GARY CALDWELL is ready to rumble. Tonight he will play a key role in the Battle of Britain World Cup qualifier between Wales and Scotland. Forget technical flair, Caldwell expects nothing other than a traditional scrap in Cardiff and feels Scotland are ideally suited to such an occasion.
The Wigan Athletic captain feels the Home Nations and the Republic of Ireland struggle against teams built around players with sound technique and panache. Given the difficulties Scotland endured against Serbia and Macedonia last month in their opening two qualifiers for Brazil 2014, he could be right.
Both Craig Levein and his Welsh counterpart, Chris Coleman, know intrinsically one another’s squads. There are no secrets and no surprises to be sprung. The stage is set for an intriguing confrontation in Group A. Neither nation can realistically afford to lose and still harbour hopes of reaching the sun-kissed beaches of South America in two years’ time. So whoever fights hardest tonight could strike a devastating blow on the other.
“Possibly it will help us that it’s a British-style game,” said Caldwell. “A lot of the teams we face are technically very good. Even Macedonia, who are lower than us in the world rankings, had some players going forward who were very technical and could cause problems.
“I think tonight’s game will be more British in style. There will be a lot of tackles and hard work and there will be a real battle to see who can come out on top. I don’t think it will be a technical football match, which can be difficult for British teams. England, Wales, the Republic of Ireland – all struggle against the technical sides.”

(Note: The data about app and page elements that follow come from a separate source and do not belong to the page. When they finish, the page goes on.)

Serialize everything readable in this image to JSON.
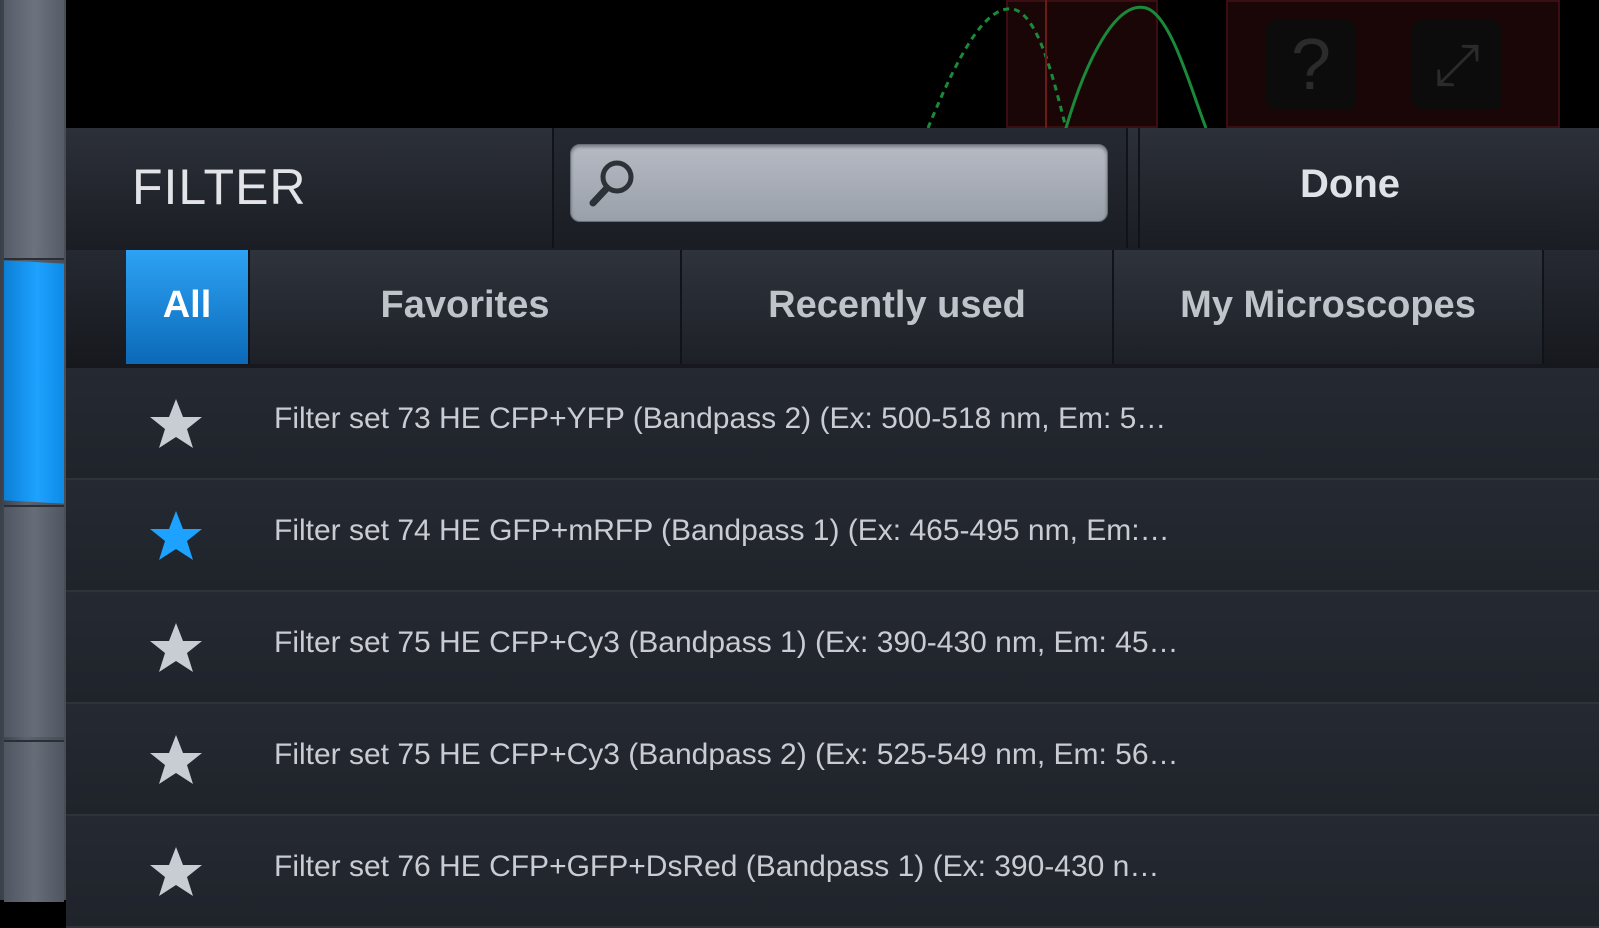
{
  "header": {
    "title": "FILTER",
    "done_label": "Done",
    "search": {
      "value": "",
      "placeholder": ""
    }
  },
  "tabs": [
    {
      "label": "All",
      "active": true
    },
    {
      "label": "Favorites",
      "active": false
    },
    {
      "label": "Recently used",
      "active": false
    },
    {
      "label": "My Microscopes",
      "active": false
    }
  ],
  "toolbar": {
    "help_glyph": "?",
    "expand_glyph": "⤢"
  },
  "filters": [
    {
      "text": "Filter set 73 HE CFP+YFP (Bandpass 2) (Ex: 500-518 nm, Em: 5…",
      "favorite": false
    },
    {
      "text": "Filter set 74 HE GFP+mRFP (Bandpass 1) (Ex: 465-495 nm, Em:…",
      "favorite": true
    },
    {
      "text": "Filter set 75 HE CFP+Cy3 (Bandpass 1) (Ex: 390-430 nm, Em: 45…",
      "favorite": false
    },
    {
      "text": "Filter set 75 HE CFP+Cy3 (Bandpass 2) (Ex: 525-549 nm, Em: 56…",
      "favorite": false
    },
    {
      "text": "Filter set 76 HE CFP+GFP+DsRed (Bandpass 1) (Ex: 390-430 n…",
      "favorite": false
    }
  ],
  "colors": {
    "accent": "#1ea2ff",
    "star_default": "#c8ccd3",
    "star_favorite": "#1ea2ff"
  }
}
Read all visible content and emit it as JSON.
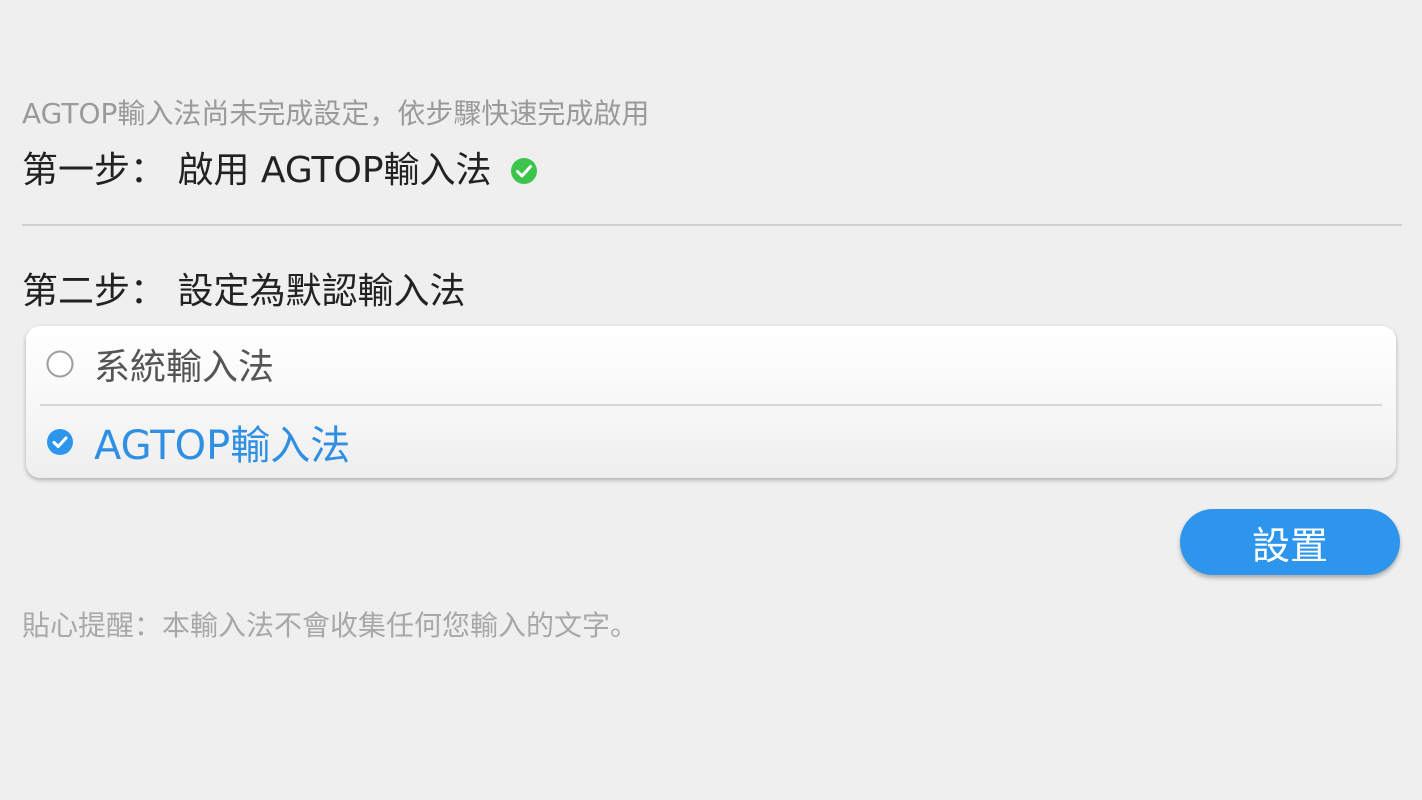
{
  "setup": {
    "intro_text": "AGTOP輸入法尚未完成設定，依步驟快速完成啟用",
    "step1": {
      "label": "第一步： 啟用 AGTOP輸入法",
      "status_icon": "check-circle-icon",
      "status_color": "#3cc44b"
    },
    "step2": {
      "label": "第二步： 設定為默認輸入法"
    },
    "options": [
      {
        "label": "系統輸入法",
        "selected": false,
        "icon": "radio-unchecked-icon"
      },
      {
        "label": "AGTOP輸入法",
        "selected": true,
        "icon": "radio-checked-icon"
      }
    ],
    "set_button_label": "設置",
    "reminder_text": "貼心提醒：本輸入法不會收集任何您輸入的文字。"
  },
  "colors": {
    "background": "#efefef",
    "accent_blue": "#2d96ec",
    "selected_text": "#2f8fe3",
    "success_green": "#3cc44b"
  }
}
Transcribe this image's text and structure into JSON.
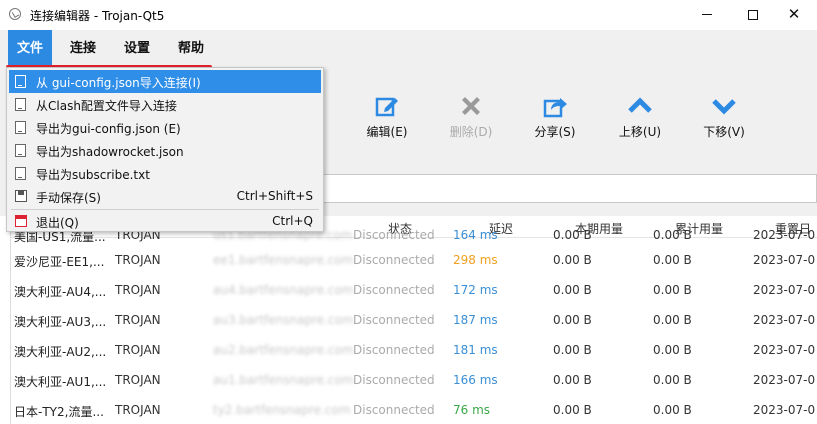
{
  "window": {
    "title": "连接编辑器 - Trojan-Qt5"
  },
  "menubar": {
    "items": [
      "文件",
      "连接",
      "设置",
      "帮助"
    ]
  },
  "toolbar": {
    "edit": "编辑(E)",
    "delete": "删除(D)",
    "share": "分享(S)",
    "move_up": "上移(U)",
    "move_down": "下移(V)"
  },
  "colors": {
    "accent": "#2d8ae3",
    "highlight_box": "#e2202a",
    "latency_orange": "#f0a020",
    "latency_blue": "#3a8fd6",
    "latency_green": "#3aa84a",
    "disabled_text": "#aaaaaa"
  },
  "file_menu": {
    "items": [
      {
        "label": "从 gui-config.json导入连接(I)",
        "shortcut": "",
        "icon": "document-icon"
      },
      {
        "label": "从Clash配置文件导入连接",
        "shortcut": "",
        "icon": "document-icon"
      },
      {
        "label": "导出为gui-config.json (E)",
        "shortcut": "",
        "icon": "document-icon"
      },
      {
        "label": "导出为shadowrocket.json",
        "shortcut": "",
        "icon": "document-icon"
      },
      {
        "label": "导出为subscribe.txt",
        "shortcut": "",
        "icon": "document-icon"
      },
      {
        "label": "手动保存(S)",
        "shortcut": "Ctrl+Shift+S",
        "icon": "save-icon"
      },
      {
        "label": "退出(Q)",
        "shortcut": "Ctrl+Q",
        "icon": "exit-icon"
      }
    ]
  },
  "table": {
    "headers": {
      "status": "状态",
      "latency": "延迟",
      "period_usage": "本期用量",
      "total_usage": "累计用量",
      "reset_date": "重置日"
    },
    "rows": [
      {
        "name": "美国-US1,流量...",
        "protocol": "TROJAN",
        "address": "us1.bartfensnapre.com",
        "status": "Disconnected",
        "latency": "164 ms",
        "period": "0.00  B",
        "total": "0.00  B",
        "reset": "2023-07-0",
        "lat_color": "#3a8fd6"
      },
      {
        "name": "爱沙尼亚-EE1,...",
        "protocol": "TROJAN",
        "address": "ee1.bartfensnapre.com",
        "status": "Disconnected",
        "latency": "298 ms",
        "period": "0.00  B",
        "total": "0.00  B",
        "reset": "2023-07-0",
        "lat_color": "#f0a020"
      },
      {
        "name": "澳大利亚-AU4,...",
        "protocol": "TROJAN",
        "address": "au4.bartfensnapre.com",
        "status": "Disconnected",
        "latency": "172 ms",
        "period": "0.00  B",
        "total": "0.00  B",
        "reset": "2023-07-0",
        "lat_color": "#3a8fd6"
      },
      {
        "name": "澳大利亚-AU3,...",
        "protocol": "TROJAN",
        "address": "au3.bartfensnapre.com",
        "status": "Disconnected",
        "latency": "187 ms",
        "period": "0.00  B",
        "total": "0.00  B",
        "reset": "2023-07-0",
        "lat_color": "#3a8fd6"
      },
      {
        "name": "澳大利亚-AU2,...",
        "protocol": "TROJAN",
        "address": "au2.bartfensnapre.com",
        "status": "Disconnected",
        "latency": "181 ms",
        "period": "0.00  B",
        "total": "0.00  B",
        "reset": "2023-07-0",
        "lat_color": "#3a8fd6"
      },
      {
        "name": "澳大利亚-AU1,...",
        "protocol": "TROJAN",
        "address": "au1.bartfensnapre.com",
        "status": "Disconnected",
        "latency": "166 ms",
        "period": "0.00  B",
        "total": "0.00  B",
        "reset": "2023-07-0",
        "lat_color": "#3a8fd6"
      },
      {
        "name": "日本-TY2,流量...",
        "protocol": "TROJAN",
        "address": "ty2.bartfensnapre.com",
        "status": "Disconnected",
        "latency": "76 ms",
        "period": "0.00  B",
        "total": "0.00  B",
        "reset": "2023-07-0",
        "lat_color": "#3aa84a"
      }
    ]
  }
}
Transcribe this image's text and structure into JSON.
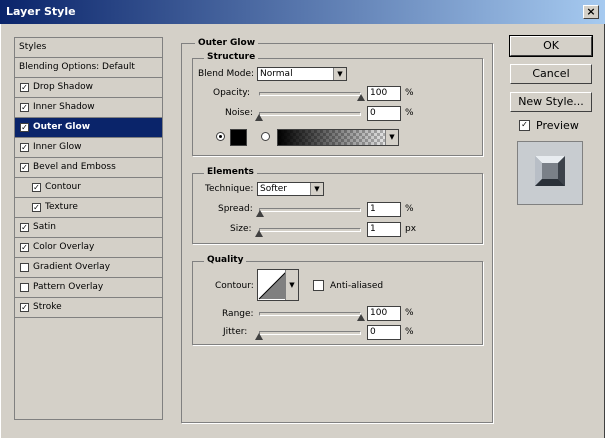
{
  "window": {
    "title": "Layer Style",
    "close_label": "×"
  },
  "styles_panel": {
    "header": "Styles",
    "items": [
      {
        "label": "Blending Options: Default",
        "checkbox": false,
        "checked": false,
        "selected": false,
        "sub": false
      },
      {
        "label": "Drop Shadow",
        "checkbox": true,
        "checked": true,
        "selected": false,
        "sub": false
      },
      {
        "label": "Inner Shadow",
        "checkbox": true,
        "checked": true,
        "selected": false,
        "sub": false
      },
      {
        "label": "Outer Glow",
        "checkbox": true,
        "checked": true,
        "selected": true,
        "sub": false
      },
      {
        "label": "Inner Glow",
        "checkbox": true,
        "checked": true,
        "selected": false,
        "sub": false
      },
      {
        "label": "Bevel and Emboss",
        "checkbox": true,
        "checked": true,
        "selected": false,
        "sub": false
      },
      {
        "label": "Contour",
        "checkbox": true,
        "checked": true,
        "selected": false,
        "sub": true
      },
      {
        "label": "Texture",
        "checkbox": true,
        "checked": true,
        "selected": false,
        "sub": true
      },
      {
        "label": "Satin",
        "checkbox": true,
        "checked": true,
        "selected": false,
        "sub": false
      },
      {
        "label": "Color Overlay",
        "checkbox": true,
        "checked": true,
        "selected": false,
        "sub": false
      },
      {
        "label": "Gradient Overlay",
        "checkbox": true,
        "checked": false,
        "selected": false,
        "sub": false
      },
      {
        "label": "Pattern Overlay",
        "checkbox": true,
        "checked": false,
        "selected": false,
        "sub": false
      },
      {
        "label": "Stroke",
        "checkbox": true,
        "checked": true,
        "selected": false,
        "sub": false
      }
    ]
  },
  "outer_glow": {
    "title": "Outer Glow",
    "structure": {
      "title": "Structure",
      "blend_mode_label": "Blend Mode:",
      "blend_mode_value": "Normal",
      "opacity_label": "Opacity:",
      "opacity_value": "100",
      "opacity_unit": "%",
      "opacity_level": 1.0,
      "noise_label": "Noise:",
      "noise_value": "0",
      "noise_unit": "%",
      "noise_level": 0.0,
      "color_swatch": "#000000",
      "color_selected": true,
      "gradient_selected": false
    },
    "elements": {
      "title": "Elements",
      "technique_label": "Technique:",
      "technique_value": "Softer",
      "spread_label": "Spread:",
      "spread_value": "1",
      "spread_unit": "%",
      "spread_level": 0.01,
      "size_label": "Size:",
      "size_value": "1",
      "size_unit": "px",
      "size_level": 0.004
    },
    "quality": {
      "title": "Quality",
      "contour_label": "Contour:",
      "anti_aliased_label": "Anti-aliased",
      "anti_aliased_checked": false,
      "range_label": "Range:",
      "range_value": "100",
      "range_unit": "%",
      "range_level": 1.0,
      "jitter_label": "Jitter:",
      "jitter_value": "0",
      "jitter_unit": "%",
      "jitter_level": 0.0
    }
  },
  "buttons": {
    "ok": "OK",
    "cancel": "Cancel",
    "new_style": "New Style..."
  },
  "preview": {
    "label": "Preview",
    "checked": true
  }
}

Caldwell is anticipating an especially tenacious Wales team eager to make amends for their 6-1 crushing at the hands of Serbia last month. “They’ll be hurting from their last game. It’s never good to play a team that lost 6-1 in their previous match. They’ll be angry and their manager will use that to say that they owe their fans and their country a performance. They’re going to come at us all guns blazing and we have to be ready for that. They have key players in key areas who can hurt you more than most teams. Their individual players have to be stopped.”
Some 29 years have lapsed since Scotland last beat Wales in Wales, although they did defeat their fellow Celtic nation 3-1 last year in last year’s Carling Nations Cup in Dublin. Recent visits to Cardiff have not been productive, with Levein’s predecessors, Berti Vogts and George Burley, on the receiving end of 4-0 and 3-0 defeats there in respective friendly matches.
“They were both disappointing results, but they were a long time ago,” said Caldwell, who played in the 3-0 defeat under Burley in November 2009. “Both teams have different managers and different players. I don’t think you can look into that in terms of what the outcome tonight will be. We have to focus on ourselves and make sure our performance is as good as it can be. If it is, I believe we can win.”
Caldwell’s own role has changed within the Scotland side, too. He was used as a holding midfielder in last month’s qualifiers, but plays in a three-man defence with Wigan. He isn’t afraid to adapt, thankfully.
“It’s not hard, it’s part of football. You aren’t going to come into the international squad and play the exact same position as you do for your club. Every club plays different systems, as does every national team. You have to be versatile and do what the manager asks. If it’s different to what you’re used to then you need to be ready for that.”
There is a deep-rooted will within Caldwell to improve on what he views as a poor Scotland performance against Macedonia at Hampden last month.
Although reasonably satisfied at drawing 0-0 with Serbia, the 30-year-old was unhappy with the 1-1 result against the Macedonians. He has spent the weeks since waiting for the chance to make amends. Positive results against Wales tonight and Belgium on Tuesday would do just that.
“In international football, if you have a bad result, you don’t get the opportunity to get that out your system the following week like you do at club level.
“There is a long time to wait. Hopefully that is still in our thoughts tonight so that we can improve on the performance and result against Macedonia. The performance in that game wasn’t as good as we wanted.
“We need to improve, that’s clear. We have to be better than we were in our last game if we want to pick up points in these two games.
“We were satisfied with many parts of the performance against Serbia and, with a bit of luck, could have won that game. But we were flat against Macedonia and found ourselves a goal down against a good team that like to break. We had to chase the game and that was difficult. We got back into it, but didn’t quite have enough to go and win it. The overriding feeling was disappointment because he want to win at home.
“We need to use that feeling to make sure we get victories in our next two games. You look at the group and it’s still wide open. We could’ve been cast adrift after those results, but we’re not – we’re still in it. We’re still full of belief that we can qualify.”